━━━━━ RAW DATA ━━━━━
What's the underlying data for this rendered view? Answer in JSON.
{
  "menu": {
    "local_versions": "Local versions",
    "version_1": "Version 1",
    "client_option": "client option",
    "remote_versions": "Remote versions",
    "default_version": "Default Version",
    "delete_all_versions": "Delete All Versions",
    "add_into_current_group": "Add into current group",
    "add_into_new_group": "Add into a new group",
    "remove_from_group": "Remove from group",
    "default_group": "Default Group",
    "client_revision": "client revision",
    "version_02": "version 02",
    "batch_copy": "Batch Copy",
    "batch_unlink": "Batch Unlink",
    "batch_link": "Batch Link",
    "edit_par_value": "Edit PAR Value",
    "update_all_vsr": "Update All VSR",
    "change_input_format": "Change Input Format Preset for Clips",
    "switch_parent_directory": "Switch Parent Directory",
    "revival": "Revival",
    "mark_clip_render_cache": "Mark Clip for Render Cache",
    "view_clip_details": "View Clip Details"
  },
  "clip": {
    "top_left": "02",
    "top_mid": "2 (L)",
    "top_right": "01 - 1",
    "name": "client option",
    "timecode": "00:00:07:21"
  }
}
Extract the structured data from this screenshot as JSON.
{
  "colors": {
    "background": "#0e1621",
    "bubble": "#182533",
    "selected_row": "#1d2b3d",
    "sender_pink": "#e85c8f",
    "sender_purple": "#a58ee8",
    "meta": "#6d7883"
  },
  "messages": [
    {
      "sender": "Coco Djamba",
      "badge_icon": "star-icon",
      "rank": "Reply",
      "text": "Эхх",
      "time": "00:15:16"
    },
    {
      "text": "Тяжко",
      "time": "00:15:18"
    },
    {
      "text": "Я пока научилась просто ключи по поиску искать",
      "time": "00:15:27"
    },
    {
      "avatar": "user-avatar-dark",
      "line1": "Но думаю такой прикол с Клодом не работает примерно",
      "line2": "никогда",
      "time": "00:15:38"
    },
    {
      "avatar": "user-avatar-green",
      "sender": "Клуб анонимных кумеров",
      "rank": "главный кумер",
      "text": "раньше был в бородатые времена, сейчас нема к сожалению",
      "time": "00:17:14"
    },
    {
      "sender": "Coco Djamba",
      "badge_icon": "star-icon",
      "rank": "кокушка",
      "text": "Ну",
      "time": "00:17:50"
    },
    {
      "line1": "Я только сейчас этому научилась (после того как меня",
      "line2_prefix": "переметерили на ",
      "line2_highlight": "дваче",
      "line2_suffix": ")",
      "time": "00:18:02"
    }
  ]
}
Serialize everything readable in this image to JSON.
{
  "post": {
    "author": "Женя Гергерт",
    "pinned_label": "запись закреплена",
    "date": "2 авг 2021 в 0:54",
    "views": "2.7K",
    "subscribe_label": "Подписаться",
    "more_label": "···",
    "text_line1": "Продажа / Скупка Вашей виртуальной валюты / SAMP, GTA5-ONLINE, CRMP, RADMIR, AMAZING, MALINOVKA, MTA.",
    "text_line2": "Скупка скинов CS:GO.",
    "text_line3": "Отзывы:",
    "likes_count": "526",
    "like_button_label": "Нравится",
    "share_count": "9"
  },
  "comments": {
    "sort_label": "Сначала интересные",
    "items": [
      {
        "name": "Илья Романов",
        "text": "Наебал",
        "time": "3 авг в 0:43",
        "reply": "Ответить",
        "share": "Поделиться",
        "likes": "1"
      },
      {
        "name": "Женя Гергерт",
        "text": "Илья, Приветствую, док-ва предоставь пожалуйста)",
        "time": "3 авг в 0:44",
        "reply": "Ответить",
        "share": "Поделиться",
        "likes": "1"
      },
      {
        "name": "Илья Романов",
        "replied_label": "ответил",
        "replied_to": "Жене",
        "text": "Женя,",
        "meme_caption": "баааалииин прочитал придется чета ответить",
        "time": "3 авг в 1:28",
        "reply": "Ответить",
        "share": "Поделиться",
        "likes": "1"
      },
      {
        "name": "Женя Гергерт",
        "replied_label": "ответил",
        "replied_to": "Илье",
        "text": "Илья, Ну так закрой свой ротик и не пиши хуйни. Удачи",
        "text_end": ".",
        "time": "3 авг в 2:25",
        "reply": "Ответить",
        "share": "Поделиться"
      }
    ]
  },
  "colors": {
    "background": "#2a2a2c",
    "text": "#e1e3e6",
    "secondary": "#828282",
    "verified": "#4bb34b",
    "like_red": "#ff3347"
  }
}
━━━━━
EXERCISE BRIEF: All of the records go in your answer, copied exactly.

ANSWER AREA:
What's the underlying data for this rendered view? Answer in JSON.
{
  "menu": {
    "local_versions": "Local versions",
    "version_1": "Version 1",
    "client_option": "client option",
    "remote_versions": "Remote versions",
    "default_version": "Default Version",
    "delete_all_versions": "Delete All Versions",
    "add_into_current_group": "Add into current group",
    "add_into_new_group": "Add into a new group",
    "remove_from_group": "Remove from group",
    "default_group": "Default Group",
    "client_revision": "client revision",
    "version_02": "version 02",
    "batch_copy": "Batch Copy",
    "batch_unlink": "Batch Unlink",
    "batch_link": "Batch Link",
    "edit_par_value": "Edit PAR Value",
    "update_all_vsr": "Update All VSR",
    "change_input_format": "Change Input Format Preset for Clips",
    "switch_parent_directory": "Switch Parent Directory",
    "revival": "Revival",
    "mark_clip_render_cache": "Mark Clip for Render Cache",
    "view_clip_details": "View Clip Details"
  },
  "clip": {
    "top_left": "02",
    "top_mid": "2 (L)",
    "top_right": "01 - 1",
    "name": "client option",
    "timecode": "00:00:07:21"
  }
}
Extract the structured data from this screenshot as JSON.
{
  "colors": {
    "background": "#0e1621",
    "bubble": "#182533",
    "selected_row": "#1d2b3d",
    "sender_pink": "#e85c8f",
    "sender_purple": "#a58ee8",
    "meta": "#6d7883"
  },
  "messages": [
    {
      "sender": "Coco Djamba",
      "badge_icon": "star-icon",
      "rank": "Reply",
      "text": "Эхх",
      "time": "00:15:16"
    },
    {
      "text": "Тяжко",
      "time": "00:15:18"
    },
    {
      "text": "Я пока научилась просто ключи по поиску искать",
      "time": "00:15:27"
    },
    {
      "avatar": "user-avatar-dark",
      "line1": "Но думаю такой прикол с Клодом не работает примерно",
      "line2": "никогда",
      "time": "00:15:38"
    },
    {
      "avatar": "user-avatar-green",
      "sender": "Клуб анонимных кумеров",
      "rank": "главный кумер",
      "text": "раньше был в бородатые времена, сейчас нема к сожалению",
      "time": "00:17:14"
    },
    {
      "sender": "Coco Djamba",
      "badge_icon": "star-icon",
      "rank": "кокушка",
      "text": "Ну",
      "time": "00:17:50"
    },
    {
      "line1": "Я только сейчас этому научилась (после того как меня",
      "line2_prefix": "переметерили на ",
      "line2_highlight": "дваче",
      "line2_suffix": ")",
      "time": "00:18:02"
    }
  ]
}
Serialize everything readable in this image to JSON.
{
  "post": {
    "author": "Женя Гергерт",
    "pinned_label": "запись закреплена",
    "date": "2 авг 2021 в 0:54",
    "views": "2.7K",
    "subscribe_label": "Подписаться",
    "more_label": "···",
    "text_line1": "Продажа / Скупка Вашей виртуальной валюты / SAMP, GTA5-ONLINE, CRMP, RADMIR, AMAZING, MALINOVKA, MTA.",
    "text_line2": "Скупка скинов CS:GO.",
    "text_line3": "Отзывы:",
    "likes_count": "526",
    "like_button_label": "Нравится",
    "share_count": "9"
  },
  "comments": {
    "sort_label": "Сначала интересные",
    "items": [
      {
        "name": "Илья Романов",
        "text": "Наебал",
        "time": "3 авг в 0:43",
        "reply": "Ответить",
        "share": "Поделиться",
        "likes": "1"
      },
      {
        "name": "Женя Гергерт",
        "text": "Илья, Приветствую, док-ва предоставь пожалуйста)",
        "time": "3 авг в 0:44",
        "reply": "Ответить",
        "share": "Поделиться",
        "likes": "1"
      },
      {
        "name": "Илья Романов",
        "replied_label": "ответил",
        "replied_to": "Жене",
        "text": "Женя,",
        "meme_caption": "баааалииин прочитал придется чета ответить",
        "time": "3 авг в 1:28",
        "reply": "Ответить",
        "share": "Поделиться",
        "likes": "1"
      },
      {
        "name": "Женя Гергерт",
        "replied_label": "ответил",
        "replied_to": "Илье",
        "text": "Илья, Ну так закрой свой ротик и не пиши хуйни. Удачи",
        "text_end": ".",
        "time": "3 авг в 2:25",
        "reply": "Ответить",
        "share": "Поделиться"
      }
    ]
  },
  "colors": {
    "background": "#2a2a2c",
    "text": "#e1e3e6",
    "secondary": "#828282",
    "verified": "#4bb34b",
    "like_red": "#ff3347"
  }
}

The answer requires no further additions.